Pakistan did not demonstrate any significant law enforcement efforts against labor trafficking. Though Pakistan has a substantial problem of bonded labor – estimated to affect over one million victims – the government did not provide evidence of any arrests, prosecutions, convictions, or punishments for bonded labor. Similarly, the government did not confirm how many, if any, prosecutions or punishments occurred during the reporting period for other acts of forced labor, including fraudulent labor recruitment and forced child labor. With respect to sex trafficking, during the reporting period, the government convicted 52 trafficking offenders – 13 fewer than last year – under the PACHTO; the majority of the sentences, however, ranged from fines to six months' imprisonment, and as such, were not sufficiently stringent. Four traffickers received sentences of six months to two years' imprisonment, and one trafficker was sentenced to two to ten years' imprisonment. Given the extent of trafficking complicity by law enforcement officers, Pakistan announced a "zero tolerance" policy for government officials found to be complicit in trafficking, and applied it to two agents who were convicted and sentenced to seven years' imprisonment. Nonetheless, the government did not report systemic efforts to investigate, prosecute, and criminally punish trafficking complicity.

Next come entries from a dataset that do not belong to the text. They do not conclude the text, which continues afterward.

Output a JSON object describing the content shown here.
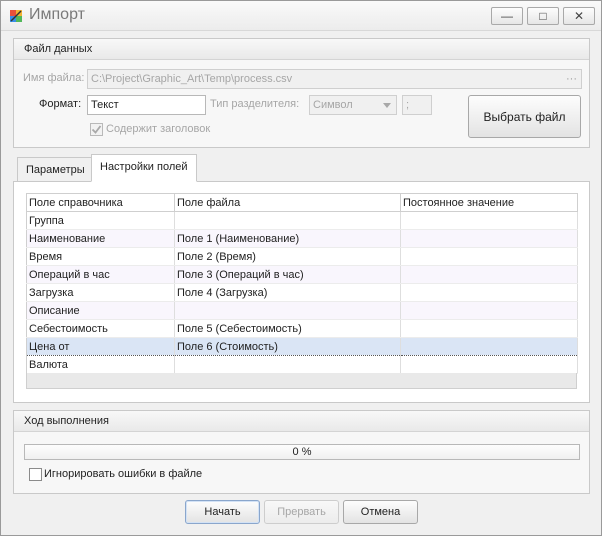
{
  "window": {
    "title": "Импорт",
    "controls": {
      "minimize": "—",
      "maximize": "□",
      "close": "✕"
    }
  },
  "file_group": {
    "header": "Файл данных",
    "file_name_label": "Имя файла:",
    "file_name_value": "C:\\Project\\Graphic_Art\\Temp\\process.csv",
    "browse_dots": "···",
    "format_label": "Формат:",
    "format_value": "Текст",
    "delimiter_type_label": "Тип разделителя:",
    "delimiter_type_value": "Символ",
    "delimiter_value": ";",
    "has_header_label": "Содержит заголовок",
    "has_header_checked": true,
    "choose_file_button": "Выбрать файл"
  },
  "tabs": [
    {
      "label": "Параметры",
      "active": false
    },
    {
      "label": "Настройки полей",
      "active": true
    }
  ],
  "grid": {
    "columns": [
      "Поле справочника",
      "Поле файла",
      "Постоянное значение"
    ],
    "rows": [
      {
        "ref": "Группа",
        "file": "",
        "const": ""
      },
      {
        "ref": "Наименование",
        "file": "Поле 1 (Наименование)",
        "const": ""
      },
      {
        "ref": "Время",
        "file": "Поле 2 (Время)",
        "const": ""
      },
      {
        "ref": "Операций в час",
        "file": "Поле 3 (Операций в час)",
        "const": ""
      },
      {
        "ref": "Загрузка",
        "file": "Поле 4 (Загрузка)",
        "const": ""
      },
      {
        "ref": "Описание",
        "file": "",
        "const": ""
      },
      {
        "ref": "Себестоимость",
        "file": "Поле 5 (Себестоимость)",
        "const": ""
      },
      {
        "ref": "Цена от",
        "file": "Поле 6 (Стоимость)",
        "const": ""
      },
      {
        "ref": "Валюта",
        "file": "",
        "const": ""
      }
    ],
    "selected_row": 7
  },
  "progress_group": {
    "header": "Ход выполнения",
    "progress_text": "0 %",
    "progress_fraction": 0,
    "ignore_errors_label": "Игнорировать ошибки в файле",
    "ignore_errors_checked": false
  },
  "buttons": {
    "start": "Начать",
    "abort": "Прервать",
    "cancel": "Отмена"
  }
}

This year, the government's efforts to protect victims of trafficking were inadequate. Pakistan did not report any programs to identify and protect victims of forced labor – the largest sector of Pakistan's trafficking victims – particularly bonded labor and child labor in informal industries such as domestic work. Male victims of trafficking, such as some boys exploited in prostitution, also did not receive government protection services. Protection for victims of commercial sexual exploitation remained limited; internally trafficked women and victims outside of the capital city could access any of 276 government centers offering medical treatment, vocational training and legal assistance to women and children. Pakistan provided limited assistance to foreign victims of sex trafficking by referring them to an IOM shelter; during the reporting period, the IOM shelter provided comprehensive care to 22 victims. The government also encouraged these victims to participate in investigations against their traffickers by permitting them to seek employment while awaiting trial. Foreign victims reportedly are not prosecuted or deported for unlawful acts committed as a result of being trafficked, but some victims may still be subject to punishment for fornication, even as victims of sex trafficking. The government does not provide foreign victims with legal alternatives to their removal to countries where they may face hardship or retribution. The Ministry of Overseas Pakistanis provides limited assistance to repatriated Pakistani trafficking victims, such as medical, legal, and financial assistance.
Pakistan made some efforts to prevent trafficking in persons during the reporting period. The government continued to air television, radio, and newspaper announcements warning of the dangers of trafficking children for camel jockeying in the Gulf. IOM, in conjunction with the Ministries of Interior and Social Welfare and Special Education, conducted theater performances in high-risk areas as a way of raising public awareness of the threats and consequences of trafficking. Pakistan continues to monitor airports for trafficking patterns and potential victims. The government, however, did not take any reported measures during the reporting period to reduce the demand for commercial sex acts. Pakistan has not ratified the 2000 UN TIP Protocol.